Honoria (Nora) Kyle was born on January 16, 1888, in Swinford, County Mayo, Ireland. She was one of nine children born to Richard Kyle and Bridget Campbell. Four of the girls became Sisters – two in the U.S.A., one in Ireland and Sister Nora here in Kingston.
As a young girl, she planned to go to South Africa but on hearing through a Father McDonald, brother of Mother M. Scholastic who was Superior General at the time, Nora wrote to her requesting permission to enter our congregation. Her letter of recommendation from Dean Stanton states that “she is everything good and I am perfectly confident will proved a treasure to any convent she enters”. And she did prove to be a treasure to the Congregation.
She left her beloved family and friends in Ireland in the company of Anne Marie Brennan (Sr. M. Bonaventure), Mary Swift (left as a Postulant) and Catherine Duffy (Sr. M. Denis), arriving at the House of Providence on October 29, 1906, and was received as a Postulant. On November 21, 1908, she made Profession, taking the name of Sister M. Benignus, and was accepted for Perpetual Profession on November 22, 1910. In 1929 Sister Nora obtained her Canadian citizenship.
After Final Vows Sister went to St. Vincent de Paul Hospital in Brockville where, on January 8, 1914, she was the first Sister to graduate from the nursing school. Her nursing career spanned six decades and was spent primarily in Western Canada. She trained as an x-ray technician in Moose Jaw in 1921 and was responsible for setting up the x-ray department at Providence Hospital; she received her registration from the American Registry of Radiological Technicians, St. Paul, Minn., U.S.A., in 1925.
Sister Nora took great interest in the staff and their families as well as in the patients, where she worked. Even in retirement she visited patients every day and made a special effort to be a friend to those sisters who were far away from home; she loved to take brisk walks and learned to swim at the age of 80; Sister loved music and was an avid correspondent, maintaining many friendships and kept close contact with her relatives in Ireland.
Until her eyesight failed, she read not only for pleasure but to further her knowledge. When the first sisters were to be sent to Guatemala, Sister Nora read everything she could about the region and its people and imparted the information to the Superior General.

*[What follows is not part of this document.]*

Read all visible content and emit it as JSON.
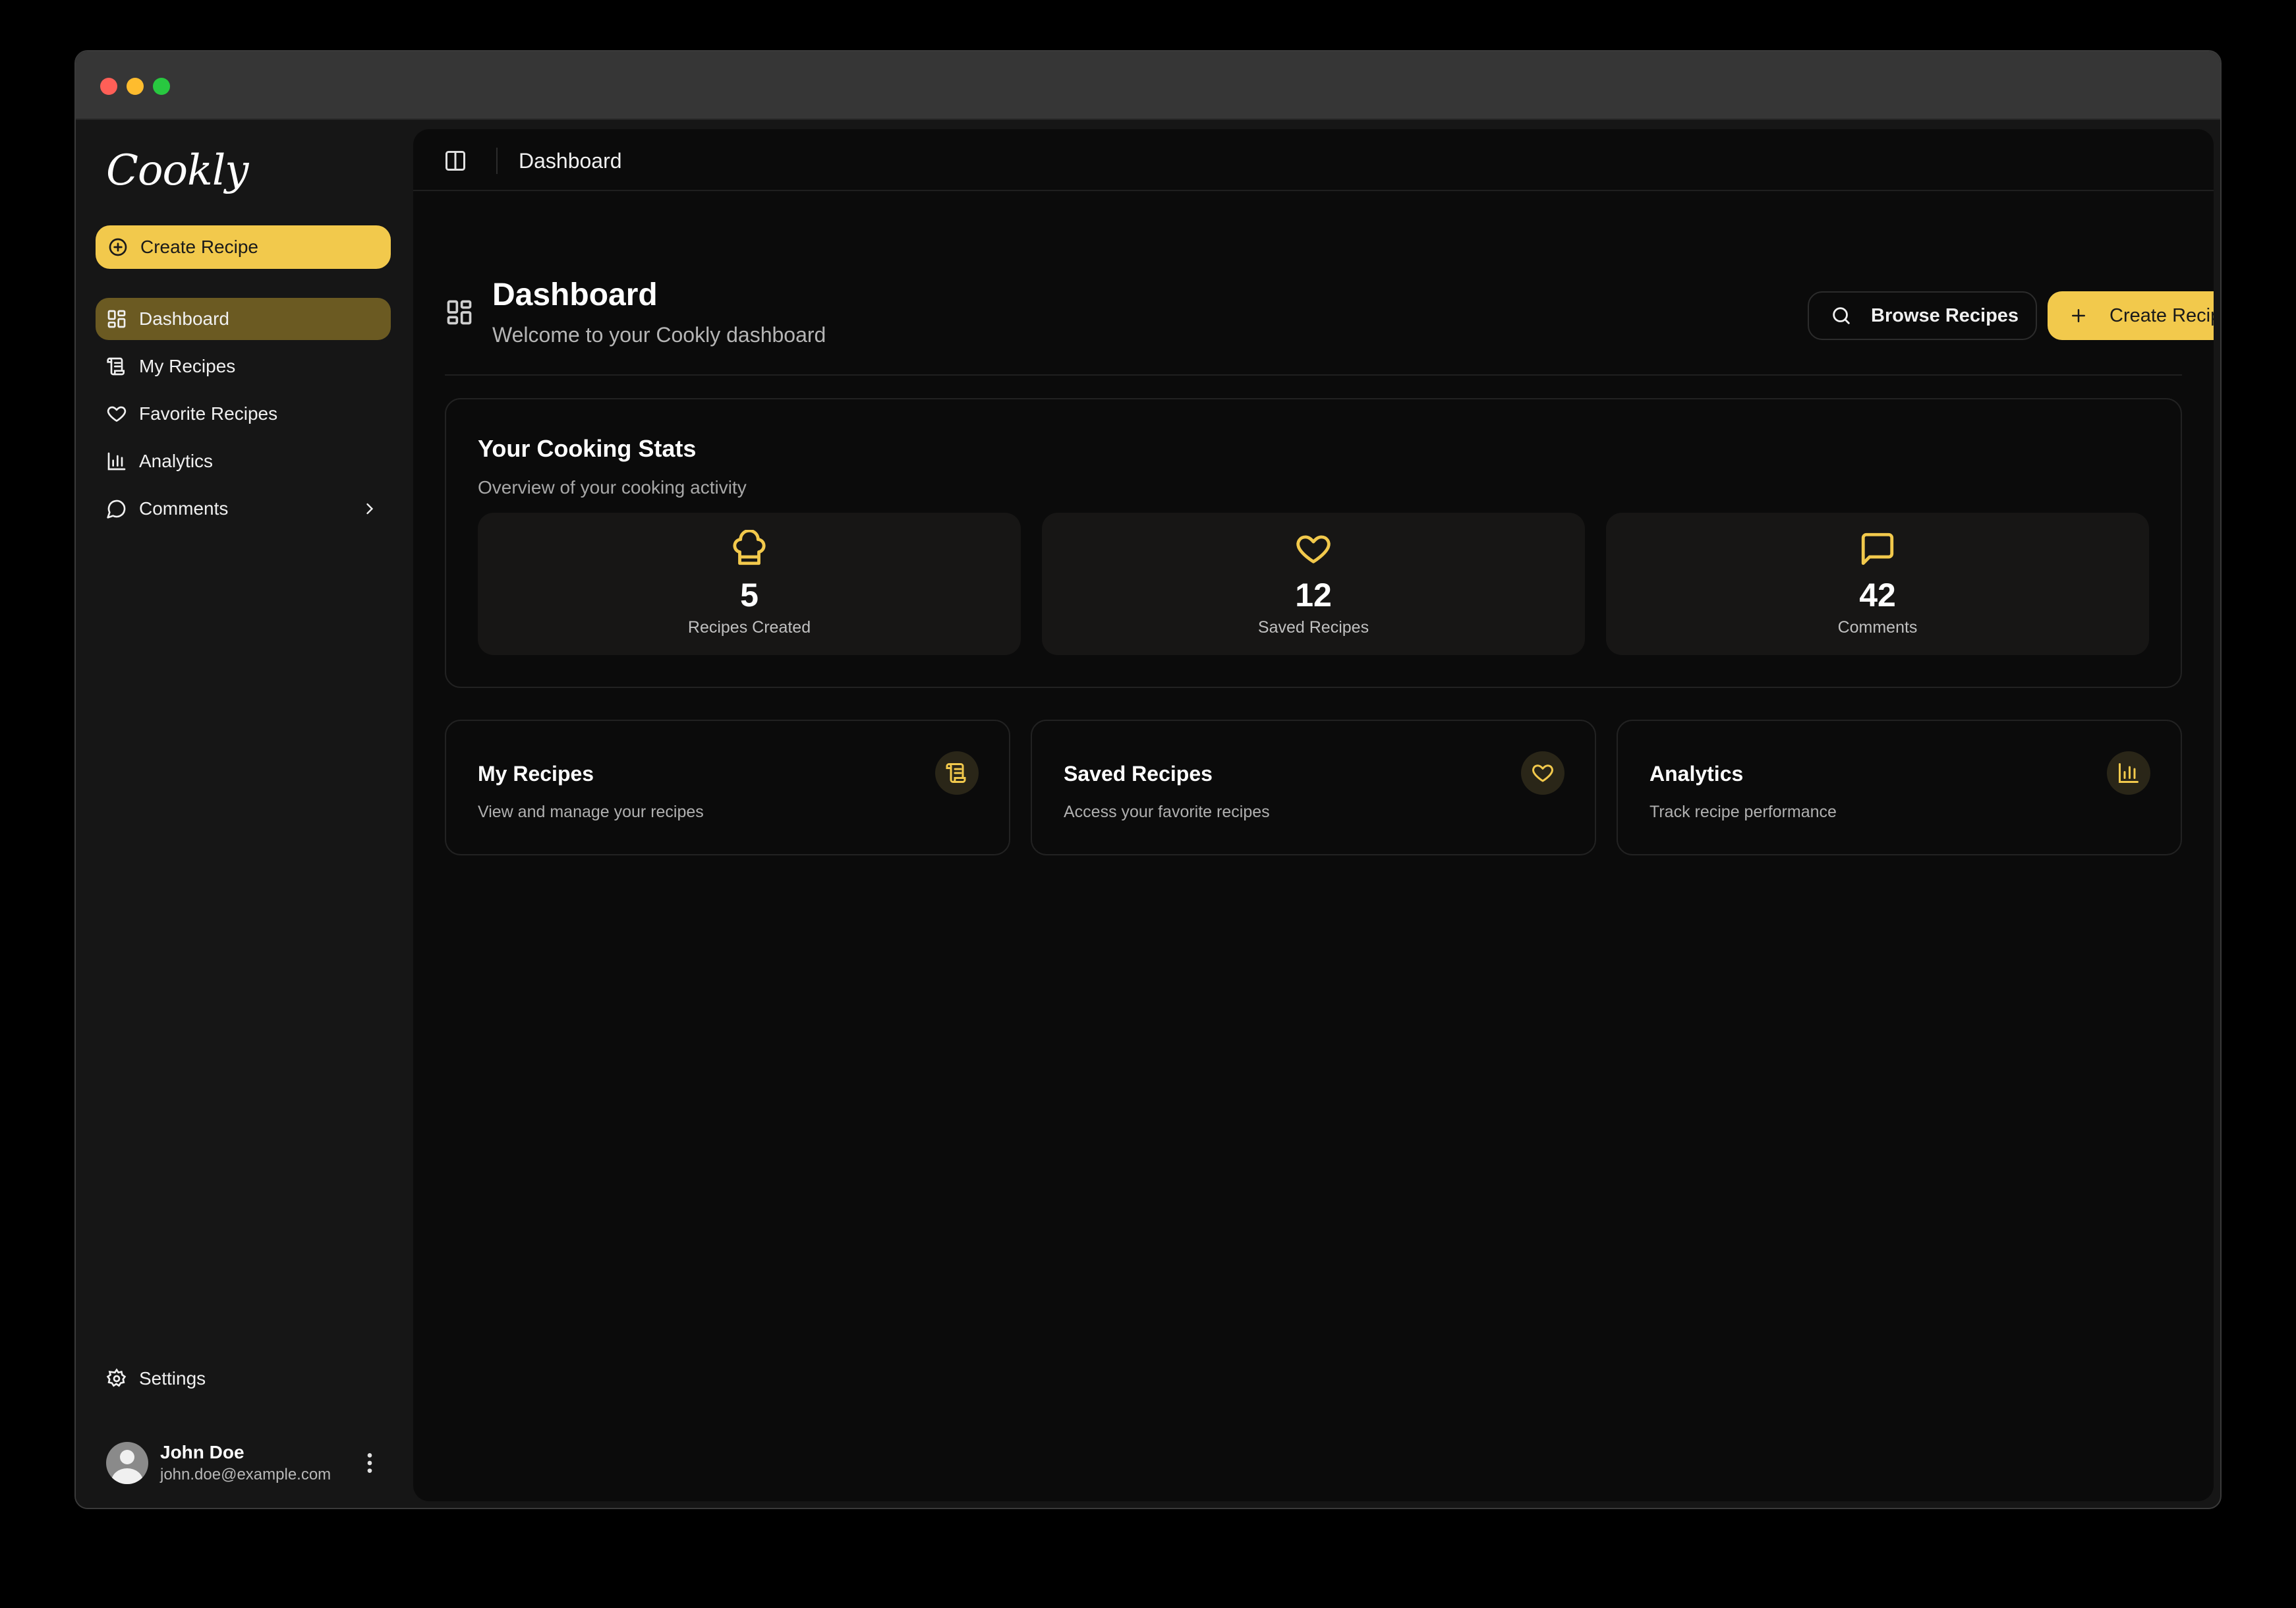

Even though sister was confined to bed the last few years of life, she remained very alert, cheerful and thoroughly enjoyed her visits with the sisters and her friends. On August 13, 1990, she took a bad turn, but she was very peaceful and radiant; she slipped away quietly on August 14th at the ripe old age of 102 years and 7 mos.